Several of the mysteries in this book involve accidents that investigators have never been able to conclusively explain, such as the death of Joe Kennedy, Jr. and Wilford John Willy in a 1944 explosion. These two lieutenants volunteered for Operation Aphrodite, in which large bomber planes, Boeing B-17s and PB4Y-1 Liberators, were filled with tons of explosives and guided like drones by radio control to crash into enemy targets. The aircraft could not take off safely without pilots, so a crew of two would get the planes into the air, arm the detonators, and then parachute out so the planes could be guided by remote control to their targets. For some reason, the Liberator flown by Lieutenants Willy and Kennedy, Jr. exploded in the air before they parachuted to safety. Historians tell is that Joe Kennedy, Jr. was his father’s choice to groom for a future presidential campaign. After his death, the responsibility fell upon John F. Kennedy, who was elected in 1960, only to be assassinated in 1963.

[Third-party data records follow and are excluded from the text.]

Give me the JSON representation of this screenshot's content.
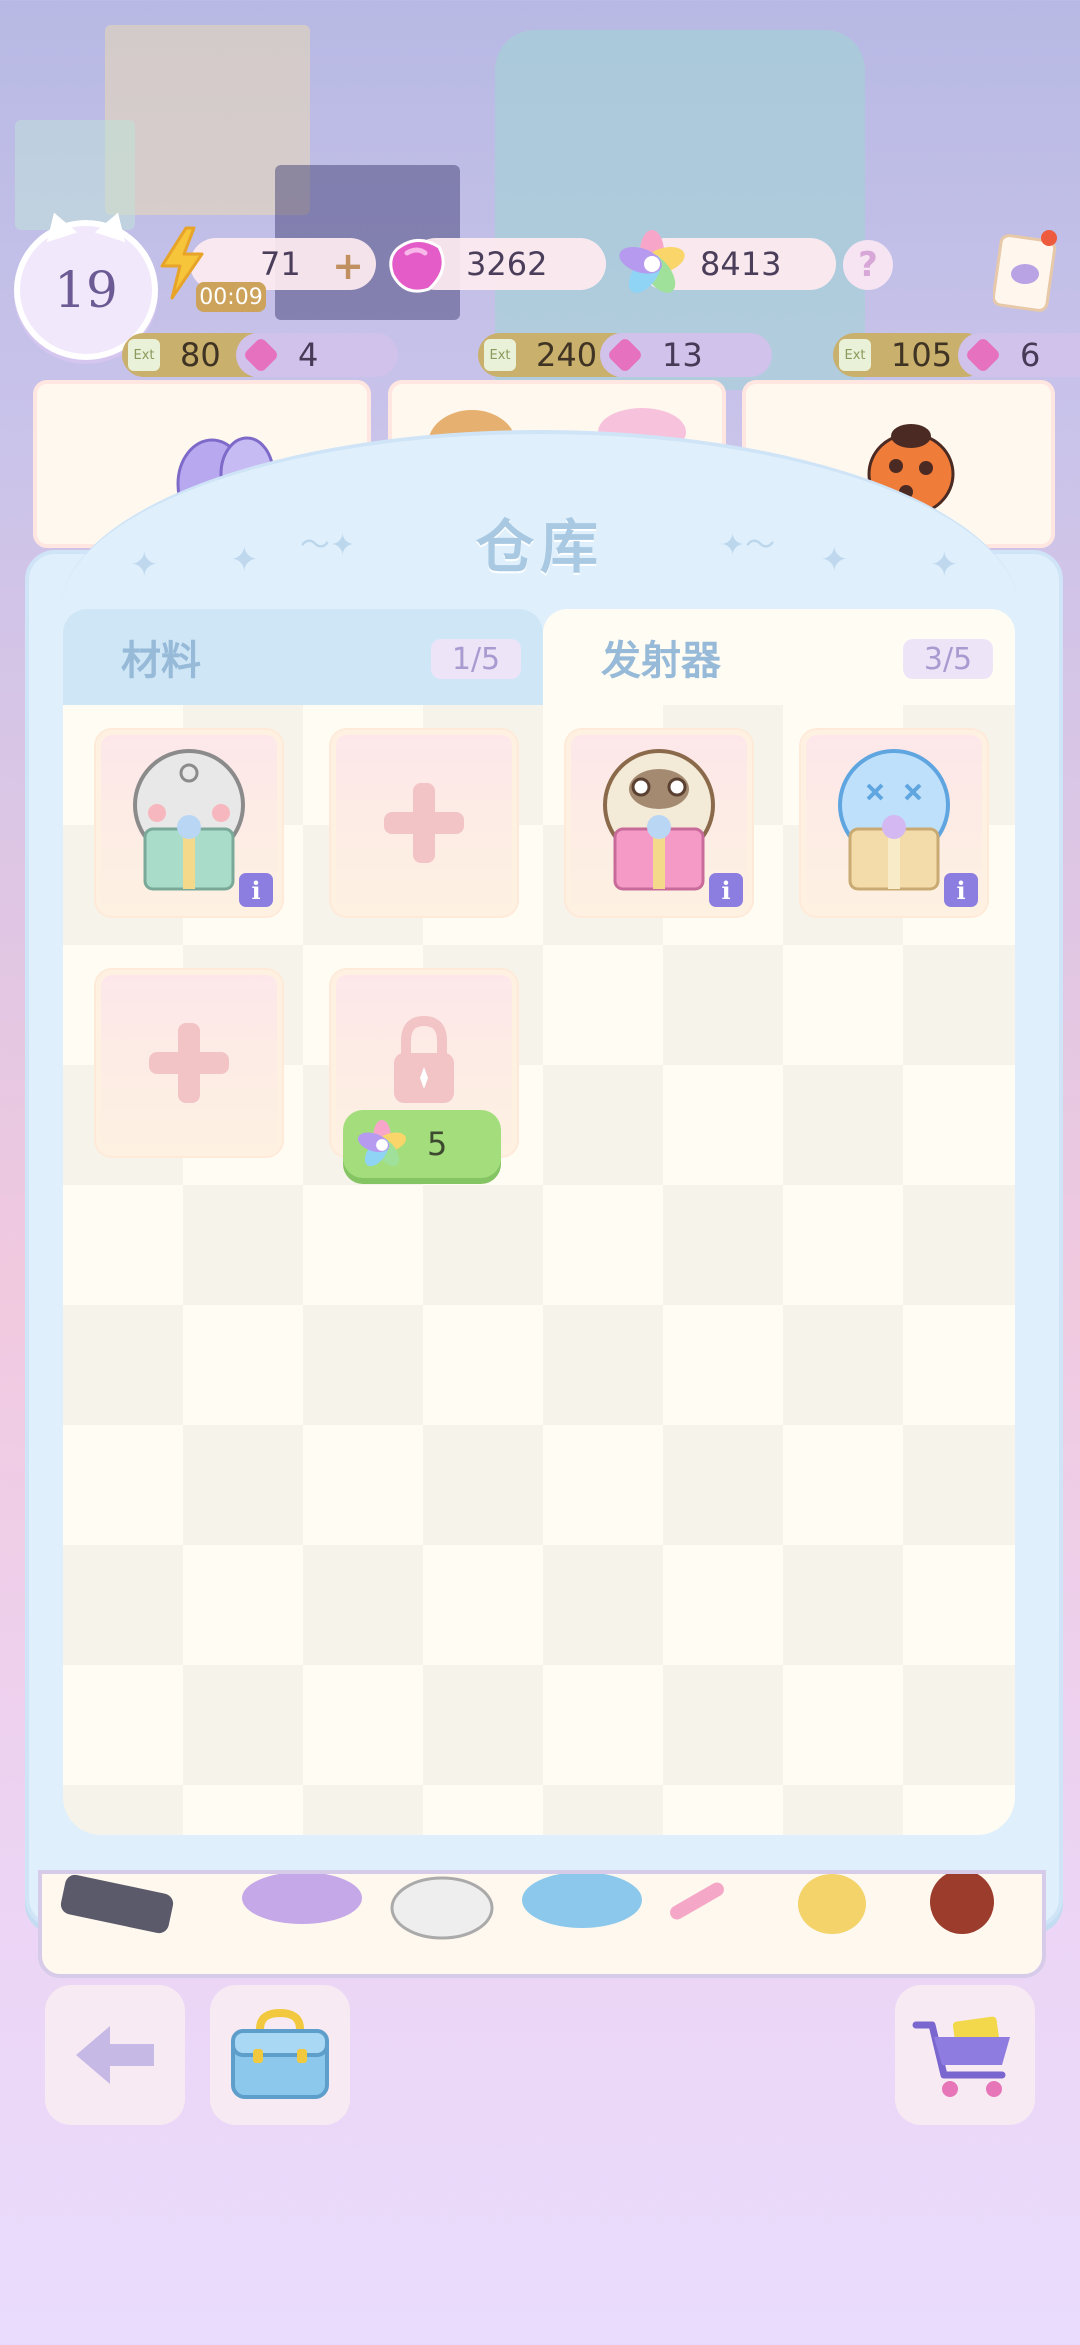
{
  "hud": {
    "level": "19",
    "energy": "71",
    "energy_plus": "+",
    "energy_timer": "00:09",
    "gems": "3262",
    "stars": "8413",
    "help": "?"
  },
  "orders": [
    {
      "ev": "80",
      "gems": "4"
    },
    {
      "ev": "240",
      "gems": "13"
    },
    {
      "ev": "105",
      "gems": "6"
    }
  ],
  "warehouse": {
    "title": "仓库",
    "tabs": [
      {
        "label": "材料",
        "count": "1/5"
      },
      {
        "label": "发射器",
        "count": "3/5"
      }
    ],
    "info_label": "i",
    "unlock_cost": "5"
  },
  "ev_label": "Ext",
  "colors": {
    "panel": "#dff0fc",
    "tab_active": "#fffcf3",
    "tab_inactive": "#cfe6f7",
    "info_badge": "#8c7ee0",
    "unlock_button": "#a3dd7c"
  },
  "icons": [
    "bolt-icon",
    "gem-icon",
    "rainbow-star-icon",
    "help-icon",
    "card-icon",
    "back-arrow-icon",
    "toolbox-icon",
    "cart-icon",
    "lock-icon",
    "plus-icon"
  ]
}
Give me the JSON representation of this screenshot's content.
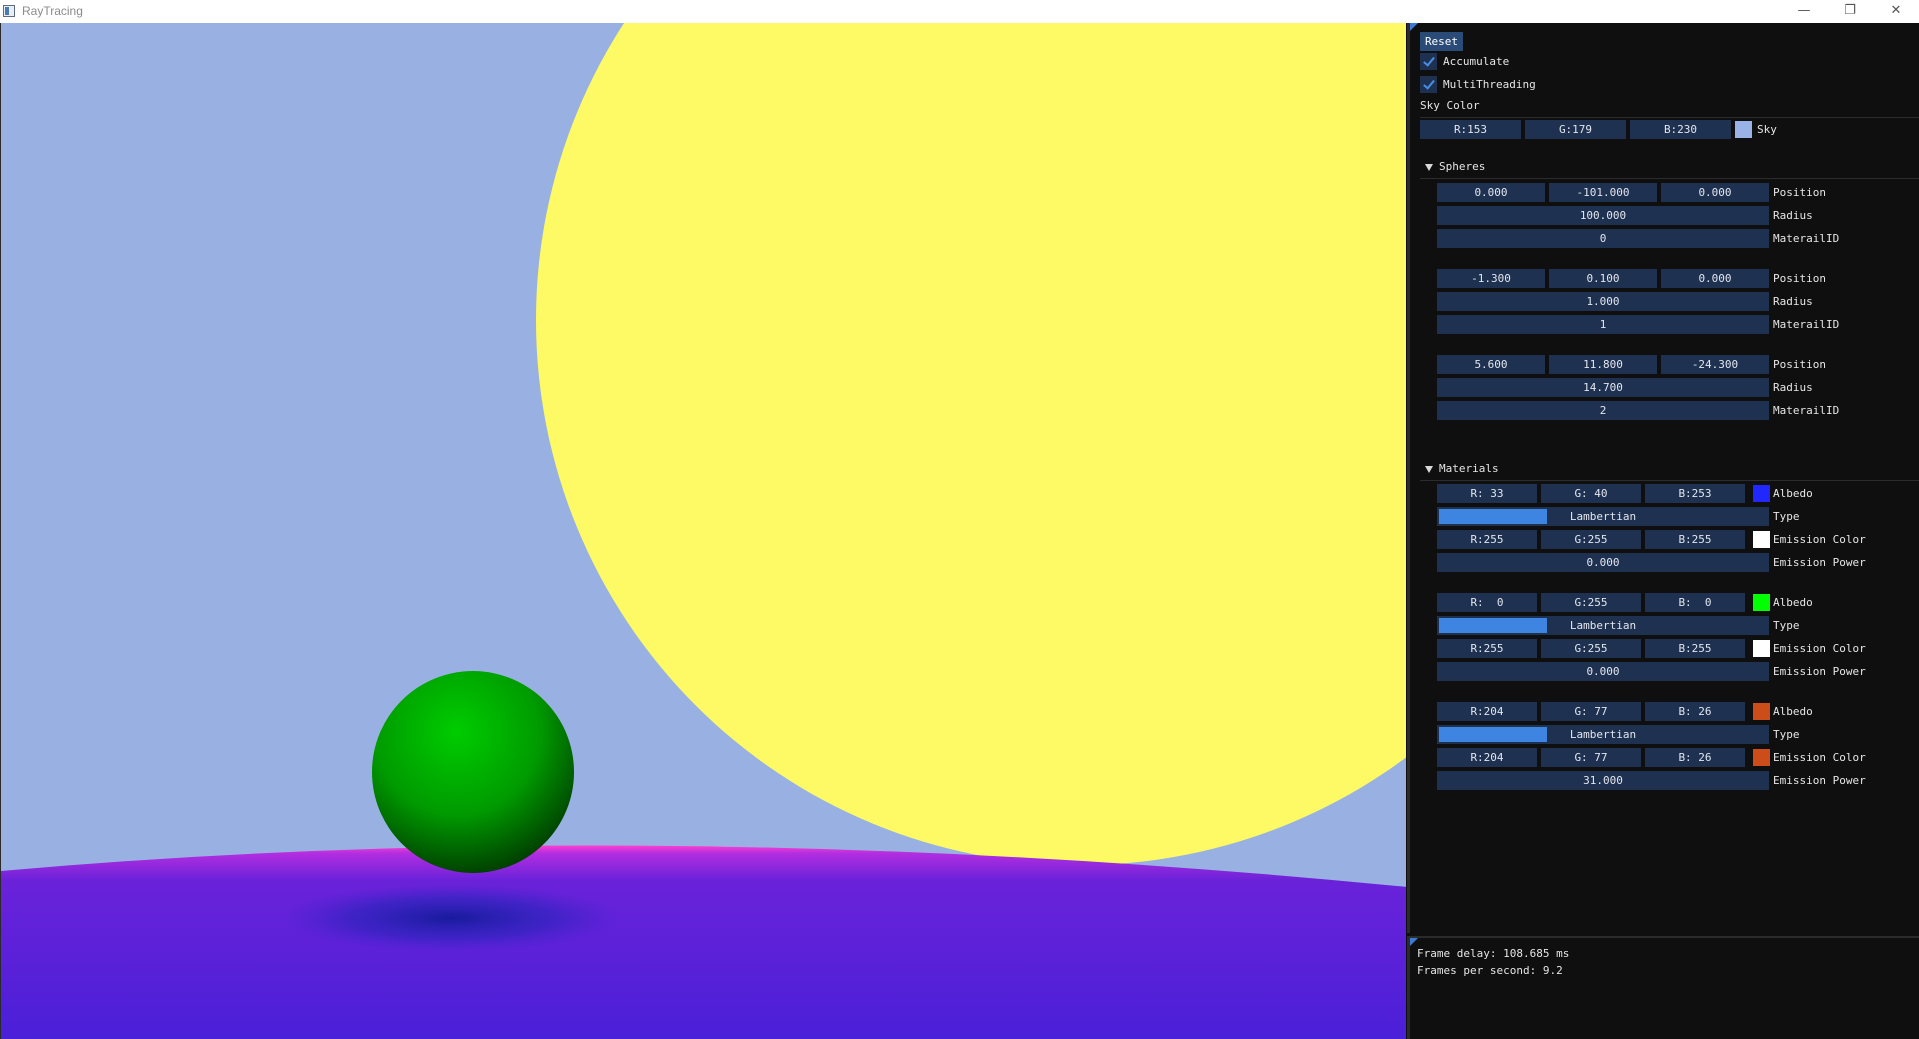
{
  "window": {
    "title": "RayTracing",
    "minimize_glyph": "—",
    "maximize_glyph": "❐",
    "close_glyph": "✕"
  },
  "scene_colors": {
    "sky": "#98b1e2",
    "yellow_sphere": "#fdfa66",
    "green_sphere": "#00b800",
    "ground": "#4a22d6",
    "ground_rim": "#ff3fc8"
  },
  "settings": {
    "reset_label": "Reset",
    "accumulate_label": "Accumulate",
    "accumulate_checked": true,
    "multithreading_label": "MultiThreading",
    "multithreading_checked": true,
    "sky_color_label": "Sky Color",
    "sky_r": "R:153",
    "sky_g": "G:179",
    "sky_b": "B:230",
    "sky_swatch": "#99b3e6",
    "sky_swatch_label": "Sky"
  },
  "spheres": {
    "header": "Spheres",
    "items": [
      {
        "position": [
          "0.000",
          "-101.000",
          "0.000"
        ],
        "position_label": "Position",
        "radius": "100.000",
        "radius_label": "Radius",
        "material_id": "0",
        "material_id_label": "MaterailID"
      },
      {
        "position": [
          "-1.300",
          "0.100",
          "0.000"
        ],
        "position_label": "Position",
        "radius": "1.000",
        "radius_label": "Radius",
        "material_id": "1",
        "material_id_label": "MaterailID"
      },
      {
        "position": [
          "5.600",
          "11.800",
          "-24.300"
        ],
        "position_label": "Position",
        "radius": "14.700",
        "radius_label": "Radius",
        "material_id": "2",
        "material_id_label": "MaterailID"
      }
    ]
  },
  "materials": {
    "header": "Materials",
    "items": [
      {
        "albedo": [
          "R: 33",
          "G: 40",
          "B:253"
        ],
        "albedo_swatch": "#2128fd",
        "albedo_label": "Albedo",
        "type": "Lambertian",
        "type_label": "Type",
        "emission": [
          "R:255",
          "G:255",
          "B:255"
        ],
        "emission_swatch": "#ffffff",
        "emission_label": "Emission Color",
        "power": "0.000",
        "power_label": "Emission Power"
      },
      {
        "albedo": [
          "R:  0",
          "G:255",
          "B:  0"
        ],
        "albedo_swatch": "#00ff00",
        "albedo_label": "Albedo",
        "type": "Lambertian",
        "type_label": "Type",
        "emission": [
          "R:255",
          "G:255",
          "B:255"
        ],
        "emission_swatch": "#ffffff",
        "emission_label": "Emission Color",
        "power": "0.000",
        "power_label": "Emission Power"
      },
      {
        "albedo": [
          "R:204",
          "G: 77",
          "B: 26"
        ],
        "albedo_swatch": "#cc4d1a",
        "albedo_label": "Albedo",
        "type": "Lambertian",
        "type_label": "Type",
        "emission": [
          "R:204",
          "G: 77",
          "B: 26"
        ],
        "emission_swatch": "#cc4d1a",
        "emission_label": "Emission Color",
        "power": "31.000",
        "power_label": "Emission Power"
      }
    ]
  },
  "stats": {
    "frame_delay": "Frame delay: 108.685 ms",
    "fps": "Frames per second: 9.2"
  }
}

My name is Billy Keith King, Jr. When I published my first book, I decided to use the pseudonym “Bill Ectric” because I wanted a name that would stand out when searched on the internet. I’ve thought about reverting to my given name, but I’ve published enough material under the pseudonym that changing it now would lose whatever momentum I’ve achieved. As a compromise, I use “Bill Ectric King” on Facebook. Dad wouldn’t mind.

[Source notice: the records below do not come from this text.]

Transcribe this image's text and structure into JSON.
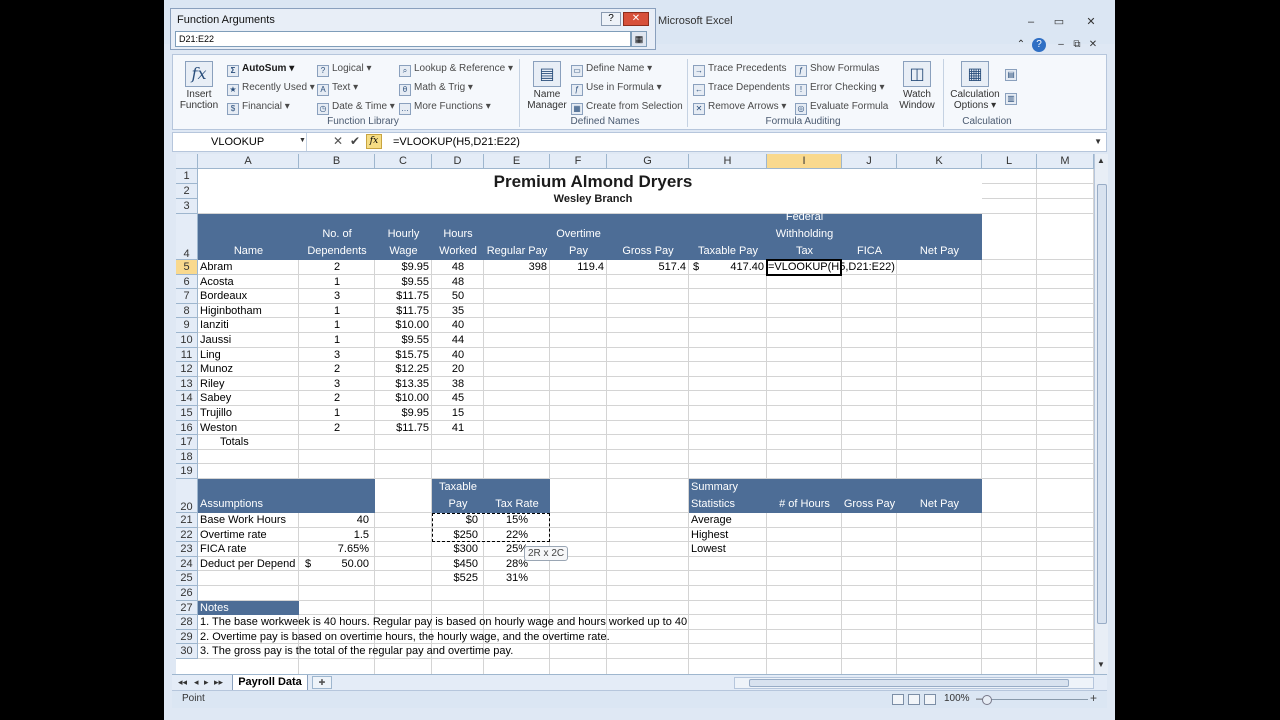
{
  "app": {
    "title": "Microsoft Excel",
    "minimize": "–",
    "restore": "▭",
    "close": "✕",
    "ribbon_min": "⌃",
    "help": "?",
    "wb_min": "–",
    "wb_restore": "⧉",
    "wb_close": "✕"
  },
  "dialog": {
    "title": "Function Arguments",
    "help": "?",
    "close": "✕",
    "input_value": "D21:E22",
    "collapse": "▦"
  },
  "ribbon": {
    "insert_function_line1": "Insert",
    "insert_function_line2": "Function",
    "autosum": "AutoSum",
    "recently_used": "Recently Used",
    "financial": "Financial",
    "logical": "Logical",
    "text": "Text",
    "date_time": "Date & Time",
    "lookup_reference": "Lookup & Reference",
    "math_trig": "Math & Trig",
    "more_functions": "More Functions",
    "function_library": "Function Library",
    "name_manager_line1": "Name",
    "name_manager_line2": "Manager",
    "define_name": "Define Name",
    "use_in_formula": "Use in Formula",
    "create_from_selection": "Create from Selection",
    "defined_names": "Defined Names",
    "trace_precedents": "Trace Precedents",
    "trace_dependents": "Trace Dependents",
    "remove_arrows": "Remove Arrows",
    "show_formulas": "Show Formulas",
    "error_checking": "Error Checking",
    "evaluate_formula": "Evaluate Formula",
    "formula_auditing": "Formula Auditing",
    "watch_window_line1": "Watch",
    "watch_window_line2": "Window",
    "calc_options_line1": "Calculation",
    "calc_options_line2": "Options",
    "calculation": "Calculation"
  },
  "formula_bar": {
    "name_box": "VLOOKUP",
    "formula": "=VLOOKUP(H5,D21:E22)",
    "cancel": "✕",
    "enter": "✔",
    "fx": "fx"
  },
  "grid": {
    "columns": [
      "A",
      "B",
      "C",
      "D",
      "E",
      "F",
      "G",
      "H",
      "I",
      "J",
      "K",
      "L",
      "M"
    ],
    "rows": [
      "1",
      "2",
      "3",
      "4",
      "5",
      "6",
      "7",
      "8",
      "9",
      "10",
      "11",
      "12",
      "13",
      "14",
      "15",
      "16",
      "17",
      "18",
      "19",
      "20",
      "21",
      "22",
      "23",
      "24",
      "25",
      "26",
      "27",
      "28",
      "29",
      "30"
    ]
  },
  "sheet": {
    "title": "Premium Almond Dryers",
    "subtitle": "Wesley Branch",
    "headers": {
      "name": "Name",
      "dependents_1": "No. of",
      "dependents_2": "Dependents",
      "wage_1": "Hourly",
      "wage_2": "Wage",
      "hours_1": "Hours",
      "hours_2": "Worked",
      "regular_pay": "Regular Pay",
      "overtime_1": "Overtime",
      "overtime_2": "Pay",
      "gross_pay": "Gross Pay",
      "taxable_pay": "Taxable Pay",
      "fed_1": "Federal",
      "fed_2": "Withholding",
      "fed_3": "Tax",
      "fica": "FICA",
      "net_pay": "Net Pay"
    },
    "employees": [
      {
        "name": "Abram",
        "dependents": "2",
        "wage": "$9.95",
        "hours": "48"
      },
      {
        "name": "Acosta",
        "dependents": "1",
        "wage": "$9.55",
        "hours": "48"
      },
      {
        "name": "Bordeaux",
        "dependents": "3",
        "wage": "$11.75",
        "hours": "50"
      },
      {
        "name": "Higinbotham",
        "dependents": "1",
        "wage": "$11.75",
        "hours": "35"
      },
      {
        "name": "Ianziti",
        "dependents": "1",
        "wage": "$10.00",
        "hours": "40"
      },
      {
        "name": "Jaussi",
        "dependents": "1",
        "wage": "$9.55",
        "hours": "44"
      },
      {
        "name": "Ling",
        "dependents": "3",
        "wage": "$15.75",
        "hours": "40"
      },
      {
        "name": "Munoz",
        "dependents": "2",
        "wage": "$12.25",
        "hours": "20"
      },
      {
        "name": "Riley",
        "dependents": "3",
        "wage": "$13.35",
        "hours": "38"
      },
      {
        "name": "Sabey",
        "dependents": "2",
        "wage": "$10.00",
        "hours": "45"
      },
      {
        "name": "Trujillo",
        "dependents": "1",
        "wage": "$9.95",
        "hours": "15"
      },
      {
        "name": "Weston",
        "dependents": "2",
        "wage": "$11.75",
        "hours": "41"
      }
    ],
    "abram_row": {
      "regular_pay": "398",
      "overtime_pay": "119.4",
      "gross_pay": "517.4",
      "taxable_symbol": "$",
      "taxable_value": "417.40",
      "editing_formula": "=VLOOKUP(H5,D21:E22)"
    },
    "totals_label": "Totals",
    "assumptions": {
      "header": "Assumptions",
      "rows": [
        {
          "label": "Base Work Hours",
          "symbol": "",
          "value": "40"
        },
        {
          "label": "Overtime rate",
          "symbol": "",
          "value": "1.5"
        },
        {
          "label": "FICA rate",
          "symbol": "",
          "value": "7.65%"
        },
        {
          "label": "Deduct per Depend",
          "symbol": "$",
          "value": "50.00"
        }
      ]
    },
    "tax_table": {
      "header_1": "Taxable",
      "header_2": "Pay",
      "header_rate": "Tax Rate",
      "rows": [
        {
          "pay": "$0",
          "rate": "15%"
        },
        {
          "pay": "$250",
          "rate": "22%"
        },
        {
          "pay": "$300",
          "rate": "25%"
        },
        {
          "pay": "$450",
          "rate": "28%"
        },
        {
          "pay": "$525",
          "rate": "31%"
        }
      ]
    },
    "range_tip": "2R x 2C",
    "summary": {
      "header_1": "Summary",
      "header_2": "Statistics",
      "hours": "# of Hours",
      "gross": "Gross Pay",
      "net": "Net Pay",
      "rows": [
        "Average",
        "Highest",
        "Lowest"
      ]
    },
    "notes": {
      "header": "Notes",
      "lines": [
        "1. The base workweek is 40 hours. Regular pay is based on hourly wage and hours worked up to 40",
        "2. Overtime pay is based on overtime hours, the hourly wage, and the overtime rate.",
        "3. The gross pay is the total of the regular pay and overtime pay."
      ]
    }
  },
  "tabs": {
    "active": "Payroll Data",
    "nav_first": "◂◂",
    "nav_prev": "◂",
    "nav_next": "▸",
    "nav_last": "▸▸"
  },
  "status": {
    "mode": "Point",
    "zoom": "100%",
    "zoom_minus": "–",
    "zoom_plus": "+"
  },
  "colors": {
    "header_fill": "#4d6d96",
    "selected_header": "#f9d98e"
  }
}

Gray, Susan M. Charles A. Lindbergh and the American Dilemma: The Conflict of Technology and Human Values. Bowling Green State University Popular Press, 1988.